Government should crush school uniforms cartels

With the way things are going in this country pertaining school uniforms, I am being tempted to support the Kenya Union of Post Primary Education Teachers (KUPPET’s) sentiments calling for the abolishment of school uniforms in the country. I am tempted to do so due to the way schools are taking advantage of parents by hiking school uniforms unnecessarily.

Not Just once Parents in this country have been lamenting on the ever increasing prices of school uniforms but that seems to have fallen on deaf ears.

The cost of assisting children through school is not for the faint hearted nowadays with parents bearing it all from greedy schools just to ensure their children get an education.

In an interview with a local TV station in March 2021, KUPPET’s chairman Omboko Milemba intimated that currently uniforms have been named as reasons why pupils or even students skip school.

“I can tell you here that the uniforms will eventually retire and should be, there is really no correlation between uniform and learning. I know some stakeholders may say that uniforms are used for identity but a student is a student,” he said.

“…..parents are traumatized because all the schools in this country have contacted a special company to provide uniforms,” he added

KUPPETS secretary general Akello Misori who lambasted the school managements complained that the costs of uniform was sadly locking out students from accessing an education hence negating the ministry of educations push for 100 percent transition to secondary schools.

“The uniforms policy is outdated. Why do we insist we must have uniforms? It does not add value to learning,”Misori said.

What is confusing is that different schools are charging differently in terms of uniform costs, one school is demanding up to 36,000 shillings for uniforms alone and this is exclusive of bed sheets, blankets, mattresses for students joining form one or joining a new school, while other schools require parents to pay 20,000, others 10,900 shillings.

“Parents of this country do not want to buy uniforms in schools, parents of this country do not want to be subjected to procurement processes yet they can themselves procure…first and foremost the problems that parents are having is with the number of items ..There are so many unnecessary items that have made their way to a list that is being called uniform list,” Educationist Janet Ouko said in a TV interview.


“Severally you have bought an item in school it is so poor quality yet you have bought it at three times the cost that you should have gotten it from the shop. there is a big conversation that needs to go on about a fleece jacket …why do you need a fleece jacket for 3500 shillings yet you have a sweater you have a wind breaker, legwarmers scarf, Marvin’s shoes (toughees) it looks like a small conversation but a child in Mathare why do they need to walk into a Bata shop to buy Toughees?,” she asked.

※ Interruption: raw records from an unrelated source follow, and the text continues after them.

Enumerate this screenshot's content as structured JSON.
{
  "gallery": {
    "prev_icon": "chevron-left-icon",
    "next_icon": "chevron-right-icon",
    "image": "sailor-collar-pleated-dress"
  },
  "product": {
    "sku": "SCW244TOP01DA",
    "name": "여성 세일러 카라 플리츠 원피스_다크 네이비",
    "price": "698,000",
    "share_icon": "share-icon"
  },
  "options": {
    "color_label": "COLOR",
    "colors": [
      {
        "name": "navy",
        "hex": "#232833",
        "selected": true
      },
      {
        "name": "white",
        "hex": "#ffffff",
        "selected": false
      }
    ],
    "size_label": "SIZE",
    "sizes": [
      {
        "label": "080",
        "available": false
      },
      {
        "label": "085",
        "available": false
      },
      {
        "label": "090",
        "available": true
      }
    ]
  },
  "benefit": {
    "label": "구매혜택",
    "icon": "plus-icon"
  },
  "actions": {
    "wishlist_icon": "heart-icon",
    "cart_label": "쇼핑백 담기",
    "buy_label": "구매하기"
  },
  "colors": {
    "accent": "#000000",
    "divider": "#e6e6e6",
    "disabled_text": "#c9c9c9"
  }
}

As schools reopened last week many parents had to dig deeper into their pockets just to ensure their children get an education .regardless of this they called on the ministry of education to come up with clear policies with regards to school uniforms as they felt like the schools were fleecing them.

“I was forced to buy school uniforms on the open market here in Nairobi as compared to school because prices were cheaper,” Claret Adhiambo a parent who was putting her son into play group at a school in Kariokor Ngara revealed to me.

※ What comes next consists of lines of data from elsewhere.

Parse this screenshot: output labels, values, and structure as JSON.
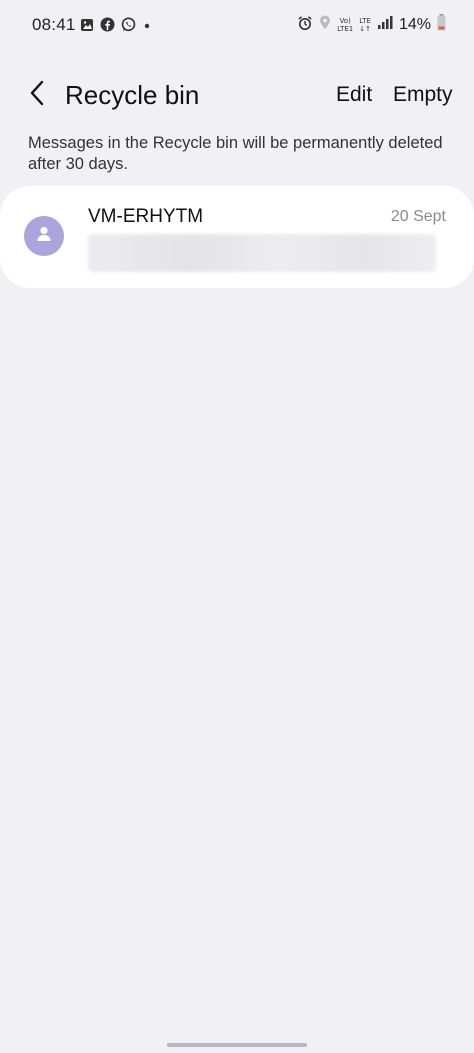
{
  "status_bar": {
    "time": "08:41",
    "battery": "14%",
    "net_top": "Vo)",
    "net_bottom": "LTE1",
    "lte_label": "LTE"
  },
  "app_bar": {
    "title": "Recycle bin",
    "edit_label": "Edit",
    "empty_label": "Empty"
  },
  "notice": "Messages in the Recycle bin will be permanently deleted after 30 days.",
  "messages": [
    {
      "sender": "VM-ERHYTM",
      "date": "20 Sept"
    }
  ],
  "colors": {
    "background": "#f1f0f5",
    "card": "#ffffff",
    "avatar": "#aaa5dc",
    "battery_low": "#e0633a"
  }
}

“The school seemed not to be pleased by my action saying the sweater I bought for my son wasn’t the right color…but you see if the school was charging fairly in terms of uniform I could have easily bought the uniforms there but because I had to save I opted for open market,” She revealed.

Recently the ministry of education asked schools to shun asking parents to buy certain items in order for them to be admitted to form one.

Novels, mathematical sets, atlas, photocopy papers, full scarps among others were among items that education CS professor George Magoha banned.

“We are committed to ensuring that parents of learners who are joining form 1 are not overburdened with unnecessary requirements that increase the cost of education. The idea here is to admit Kenyan child into a public school where secondary school is free,” he said.